#ifndef DEFINED_outDACA_HAL
void outDACA_HAL(uint16 val);
#endif
  • 6) Include the applstdHal_emC.h firstly before the abstraction layer header files.

With that approach you can use the inlined optimized imediately access to the controller resources.

3.3. Using an address pointer

For the adequate approaches as described in the chapter above there is another possibility, which is also very fast but more universal. It can be only used if the access is done to a full memory mapped register. This may be possible also for port bits if you know your controller and assembly language mappings by the compiler.

You have one compilation unit with a global pointer for each of the platforms:

uint16 volatile* const addrDACA = &DacaRegs.DACVALS.all;

That is for the same example as above.

In the hardware abstraction header file now you can write as inline:

extern_C uint16 volatile* const addrDACA;
  //....
#ifndef DEFINED_outDACA_HAL
static inline void outDACA_HAL(uint16 val) { *addrDACA = val; }
#endif

or maybe also as macro:

#ifndef DEFINED_outDACA_HAL
#define DEFINED_outDACA_HAL
#define outDACA_HAL(VAL) (*addrDACA = (VAL))
#endif

This implementation is platform independent for all platforms, which have a memory mapped access to your DAC. It is also possible for the PC simulation test, which has not a DAC. But it may have a memory location for this value.

If you call the routine, only an access to a given hardware location is done. The address itself depends on your platform, of course, but the access seen from C-source level is the same for all.

In opposite to the really immediately access to the hardware resource, it may need 1..2 more machine cycles, because first the address should be loaded. But the hardware address of a port should also be loaded. The difference is rarely less, using a pointer register maybe versus using an immediately address access.

For a controller which should be accessed immediately, you have the possibility to define this immediately access due to the chapter before and set the DEFINED_outDACA_HAL only for this specific platform. So you can use both.

3.4. Ordinary forward definition and implementation

If the implementation of the hardware access is anyway more complex, for example need initialization of more registers, then the CALL machine code statement is not the ones expensive. Then you can use one forward declaration in the header file:

#ifndef DEFINED_myElaborateHALaccess
void myElaborateHALaccess(uint16 arg1, float arg2, Type* whatelse);
#endif

and write the proper implementation for all platforms. But you can also have also a platform specific inline due to chapter Optimized access with inline, access immediately to the hardware if necessary and possible for dedicated platforms.

4. Proposal for source tree organization, Components, more as one version archives

Presumed, the known maven standard directory layout is used (https://maven.apache.org/guides/introduction/introduction-to-the-standard-directory-layout.html). This is proper independent of using maven or gradle and well useable:

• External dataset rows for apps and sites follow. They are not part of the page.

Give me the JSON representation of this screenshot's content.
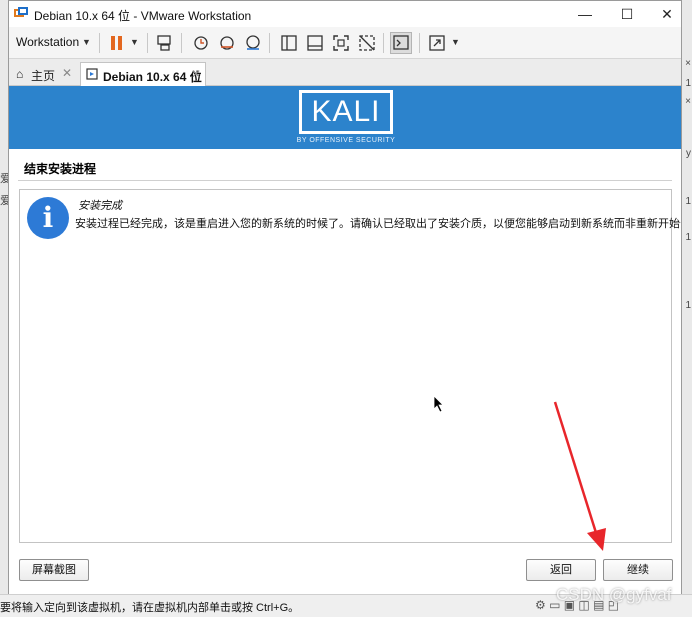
{
  "window": {
    "title": "Debian 10.x 64 位 - VMware Workstation"
  },
  "toolbar": {
    "workstation_label": "Workstation"
  },
  "tabs": [
    {
      "label": "主页"
    },
    {
      "label": "Debian 10.x 64 位"
    }
  ],
  "banner": {
    "logo_text": "KALI",
    "logo_subtitle": "BY OFFENSIVE SECURITY"
  },
  "installer": {
    "heading": "结束安装进程",
    "message_title": "安装完成",
    "message_body": "安装过程已经完成，该是重启进入您的新系统的时候了。请确认已经取出了安装介质，以便您能够启动到新系统而非重新开始安装。",
    "screenshot_button": "屏幕截图",
    "back_button": "返回",
    "continue_button": "继续"
  },
  "statusbar": {
    "text": "要将输入定向到该虚拟机，请在虚拟机内部单击或按 Ctrl+G。"
  },
  "watermark": {
    "text": "CSDN @gyfvaf"
  },
  "colors": {
    "banner": "#2c83cc",
    "accent_orange": "#e3671f",
    "info_blue": "#2d7ad6",
    "arrow_red": "#e8262b"
  },
  "icons": [
    "vmware-app-icon",
    "minimize-icon",
    "maximize-icon",
    "close-icon",
    "pause-icon",
    "send-ctrl-alt-del-icon",
    "snapshot-icon",
    "revert-snapshot-icon",
    "snapshot-manager-icon",
    "sidebar-view-icon",
    "console-view-icon",
    "fullscreen-icon",
    "unity-icon",
    "terminal-icon",
    "stretch-icon",
    "home-icon",
    "vm-tab-icon",
    "info-icon"
  ]
}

+-.build    ... build output (maybe redirected to RAM disk)
+-src
  +-main    ... the sources of the module, without test
  |  +-cpp  ... source parts in that language
  |  +-java ... and in other languages too
  +-test    ... all for test
  |  +-cpp  ... test parts in that language
  |  +-java ... and in other languages too
  |  +-testScripts
  +-docs    ... place for documentation

This tree is used for the emC test organization. Whereby the sources are stored in

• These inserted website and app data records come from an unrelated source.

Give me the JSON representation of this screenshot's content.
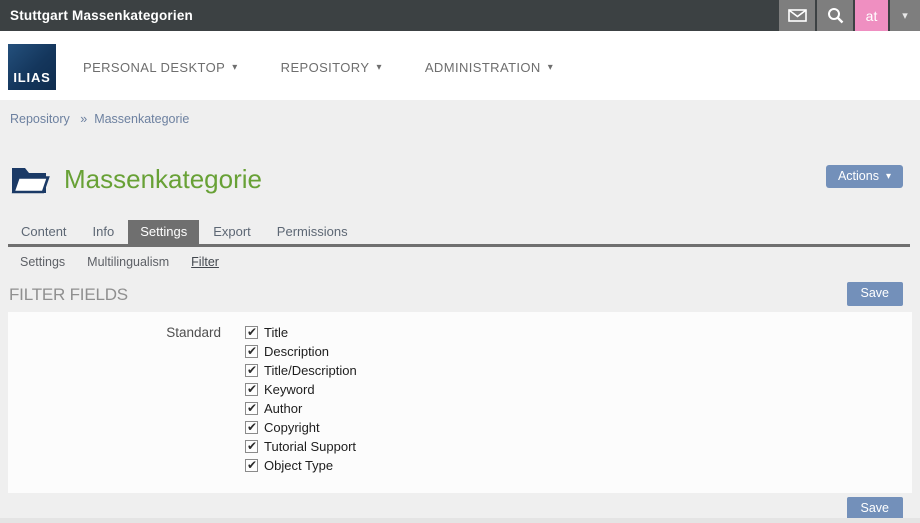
{
  "topbar": {
    "title": "Stuttgart Massenkategorien",
    "avatar_label": "at"
  },
  "navbar": {
    "logo_text": "ILIAS",
    "menus": [
      {
        "label": "PERSONAL DESKTOP"
      },
      {
        "label": "REPOSITORY"
      },
      {
        "label": "ADMINISTRATION"
      }
    ]
  },
  "breadcrumb": {
    "items": [
      {
        "label": "Repository",
        "sep": "»"
      },
      {
        "label": "Massenkategorie",
        "sep": ""
      }
    ]
  },
  "page": {
    "title": "Massenkategorie",
    "actions_label": "Actions"
  },
  "tabs": [
    {
      "label": "Content",
      "active": false
    },
    {
      "label": "Info",
      "active": false
    },
    {
      "label": "Settings",
      "active": true
    },
    {
      "label": "Export",
      "active": false
    },
    {
      "label": "Permissions",
      "active": false
    }
  ],
  "subtabs": [
    {
      "label": "Settings",
      "active": false
    },
    {
      "label": "Multilingualism",
      "active": false
    },
    {
      "label": "Filter",
      "active": true
    }
  ],
  "section": {
    "heading": "FILTER FIELDS",
    "save_label": "Save"
  },
  "form": {
    "label": "Standard",
    "options": [
      {
        "label": "Title",
        "checked": true
      },
      {
        "label": "Description",
        "checked": true
      },
      {
        "label": "Title/Description",
        "checked": true
      },
      {
        "label": "Keyword",
        "checked": true
      },
      {
        "label": "Author",
        "checked": true
      },
      {
        "label": "Copyright",
        "checked": true
      },
      {
        "label": "Tutorial Support",
        "checked": true
      },
      {
        "label": "Object Type",
        "checked": true
      }
    ]
  },
  "ui": {
    "caret": "▾",
    "check_glyph": "✔"
  },
  "colors": {
    "topbar_bg": "#3c4143",
    "topbar_segment": "#7e7e7e",
    "avatar_pink": "#ef8fc1",
    "logo_navy": "#14365c",
    "title_green": "#68a136",
    "button_blue": "#7390ba",
    "active_tab_gray": "#6f6f6f",
    "breadcrumb_blue": "#6d81a0",
    "content_bg": "#efefef"
  }
}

+-src
  +-main
     +-cpp
        +-src_emC  ... The emC sources

This tree is proper for target specifica too. The src_emC is platform independent and application independent. The following supplementaion can be used for the other parts of the whole application sources:

HAL srcTree

  • All sources are disposed in one src file tree, all sources can be stored as zip etc. proper to a product (except libraries of the tool).

  • For some parts of sources in this tree: more as one version archive may be existing

    • may be as own archive (referenced)

  • Parts of resused sources can be copied and compared, added to the application version archive, but the version control can also be retraced in the responsible main archive.

5. Example serial communication

This is adapted with one concept to embedded controller and OS-Windows. See Serial_HAL.html.